A publication of the Archaeological Institute of America
When I first saw this cane head at the Confucius Museum in Qufu, Shandong Province, its intricate design--two dragons holding birdlike figures, together forming another bird--immediately called to mind an ancient Chinese ritual dating back to the Zhou Dynasty (ca. 1050-771 B.C.). According to the Rites of Zhou, a book outlining ceremonies and organizational systems of the period, it was customary as a sign of respect to bestow a cane upon both accomplished military officers and those who had reached 70 years of age, an unusually long lifespan during this period. Some 400 years later, Confucius (551-479 B.C.) studied the nearly forgotten text, and revived the tradition of giving a cane as a sign of respect. This example excavated in the philosopher's hometown is likely a prototype for later examples that also include bird imagery. During the Han Dynasty (206 B.C.-A.D. 220), the emperors adopted Confucian teachings, which became the ideological foundation of China's feudal dynasties and an ethical guide for human interaction in everyday life. Throughout the period, the emperor continued to honor elders over 70 by giving them a cane as an expression
of good wishes and respect, and as a reflection of the Confucian ideology of
filial piety and benevolence. Because the elderly often choke on their food, the Han chose to decorate their canes with a turtledove, a bird that never chokes when it eats.

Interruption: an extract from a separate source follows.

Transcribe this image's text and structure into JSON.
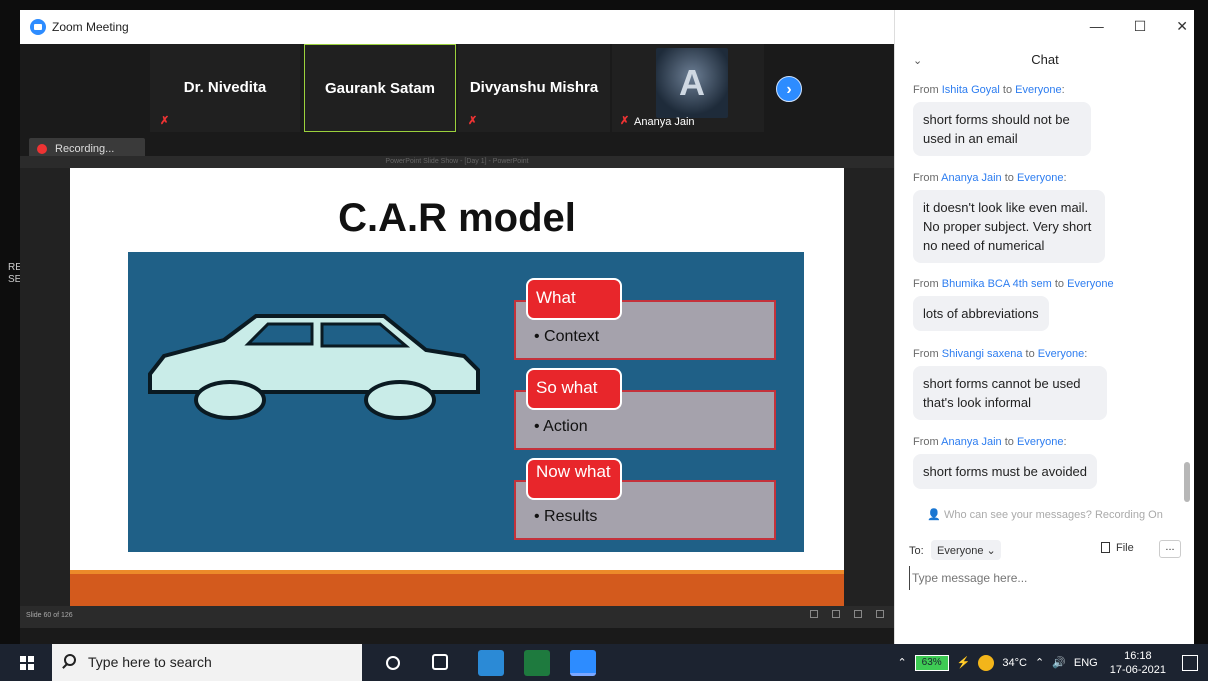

Willow Weilan Hai Chang is Director, China Institute Gallery, New York